Creativity: A Deep Dive into the Literature and Art of the Roaring Twenties

The 1920s, often referred to as the “Roaring Twenties,” were a time of dramatic cultural shifts. Art and literature were no exceptions. They blossomed, reflecting the era’s ebullience, freedom, and rebellion. This period was marked by the emergence of a new generation of artists and writers, who sought to break free from traditional norms and explore new artistic frontiers.

Let’s embark on a journey back in time to delve into the vibrant world of art and literature in the 1920s.

Art and Literature in the 1920s

Art Deco: The Emblem of the Era

Art Deco emerged, encapsulating the optimism and modernity of the ’20s. Known for its luxury and glamour, it’s distinguished by geometric shapes, streamlined forms, and use of lavish materials. Its influence spread across various sectors, from architecture, graphic and interior design, to fashion and film.

Surrealism and Dada: Challenging Reality

Surrealism and Dada surfaced, pushing against previous limitations. Both movements presented a dramatic departure from established norms, turning to the irrational and absurd as sources of inspiration. Surrealism, led by luminaries like Salvador Dali and Rene Magritte, delved into the subconscious, exploring dreamlike scenarios that defied logic.

Dada, on the other hand, represented a radical anti-art stance, satirizing the senselessness of war with nonsensical art pieces.

Literature Reflecting a New World

The Lost Generation Writers

The Lost Generation, named by American author Gertrude Stein, outlines a group of young American writers prolific during the 1920s. They experienced World War I’s ravages firsthand, resulting in disillusionment and a profound sense of loss and disconnectedness.

Ernest Hemingway, F. Scott Fitzgerald, and John Dos Passos were principal among them, forging a new literary voice. Hemingway’s “The Sun Also Rises” (1926) presents a brooding insight into the wartime aftermath, popularizing a terse and understated writing style. Fitzgerald’s magnum opus, “The Great Gatsby” (1925), underlayers the Jazz Age’s glamour with the corruption of the era’s materialistic pursuits.

The Harlem Renaissance and Racial Identity

The Harlem Renaissance illuminated African American culture, their struggle, triumphs, and self-identity.
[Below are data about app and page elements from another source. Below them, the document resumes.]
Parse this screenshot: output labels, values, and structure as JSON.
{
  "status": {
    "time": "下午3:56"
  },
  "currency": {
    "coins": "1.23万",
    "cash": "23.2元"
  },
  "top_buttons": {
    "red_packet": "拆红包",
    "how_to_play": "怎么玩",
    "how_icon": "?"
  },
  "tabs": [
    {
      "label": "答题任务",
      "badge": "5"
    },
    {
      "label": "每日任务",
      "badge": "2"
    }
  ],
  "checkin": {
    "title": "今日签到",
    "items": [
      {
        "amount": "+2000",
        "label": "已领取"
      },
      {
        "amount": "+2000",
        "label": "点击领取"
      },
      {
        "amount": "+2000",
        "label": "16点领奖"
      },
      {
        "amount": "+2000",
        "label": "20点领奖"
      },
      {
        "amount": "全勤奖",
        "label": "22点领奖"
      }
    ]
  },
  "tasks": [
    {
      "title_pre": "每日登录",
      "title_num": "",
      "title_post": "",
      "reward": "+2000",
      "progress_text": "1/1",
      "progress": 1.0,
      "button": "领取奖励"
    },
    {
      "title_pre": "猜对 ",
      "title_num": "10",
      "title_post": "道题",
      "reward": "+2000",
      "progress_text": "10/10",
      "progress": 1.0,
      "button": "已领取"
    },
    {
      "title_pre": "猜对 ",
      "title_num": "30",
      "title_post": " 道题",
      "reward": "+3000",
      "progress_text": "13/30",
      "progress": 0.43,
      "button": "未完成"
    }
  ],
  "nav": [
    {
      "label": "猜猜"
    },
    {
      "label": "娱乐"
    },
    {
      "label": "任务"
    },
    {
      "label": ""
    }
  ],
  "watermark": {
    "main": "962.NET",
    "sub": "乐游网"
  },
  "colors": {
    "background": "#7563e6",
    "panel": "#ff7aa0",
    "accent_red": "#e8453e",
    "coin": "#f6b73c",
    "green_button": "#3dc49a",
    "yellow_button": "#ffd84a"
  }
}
During the 1920s, Harlem became the epicenter of African American intellectual and cultural life, inspiring a vibrant literary movement.

Langston Hughes, Zora Neale Hurston, and Countee Cullen posed formidable literary forces, representing distinct African American experiences. Hughes, in his poem “The Negro Speaks of Rivers” (1921), deep dives into his African roots and racial pride. Hurston’s seminal work, “Their Eyes Were Watching God” (1937), though published post-Renaissance, traces its roots to the period, capturing an African American woman’s quest for identity in the Jim Crow South.

Notable Figures of Art and Literature in the 1920s

This section honors some seminal figures of art and literature in the 1920s who dared to defy norms and push the boundaries of artistic imagination, leaving an enduring legacy that continues to shape contemporary art and literature.

Artists and Writers Who Shaped the Decade

The artistic vanguard of the 1920s comprised diverse, imaginative forces. Individuals like Marc Chagall, a pioneer of Surrealism, unveiled layers of reality through his phantasmagoric paintings, steering a new course in the art world.

Eminent writers also rose to prominence in this exuberant decade. F. Scott Fitzgerald, part of the Lost Generation, penned enduring classics like “The Great Gatsby.”

Langston Hughes, a leading voice of the Harlem Renaissance, conveyed the African American experience through his evocative poetry and prose.

The Cross-Continental Exchange of Ideas

The era encouraged a potent exchange of ideas across borders, further fostering creativity. European artists like Pablo Picasso interacted with African Art, instigating a transformative impact on contemporary western aesthetics.

Similarly, American authors exchanged ideas with their European counterparts. Ernest Hemingway’s interaction with the likes of James Joyce in Paris profoundly influenced his writing style.

Must Know About Art and Literature in the 1920s

The Roaring Twenties was a vibrant era that saw art and literature break free from traditional confines and explore new frontiers. This period’s artistic dynamism was reflected in the rise of avant-garde movements like Art Deco, Surrealism, and Dada. Literature too saw a shift, with the Lost Generation and the Harlem Renaissance shaping the narrative. Art and literature in the 1920s, thus, stands as a definitive era that left a lasting impact on the world.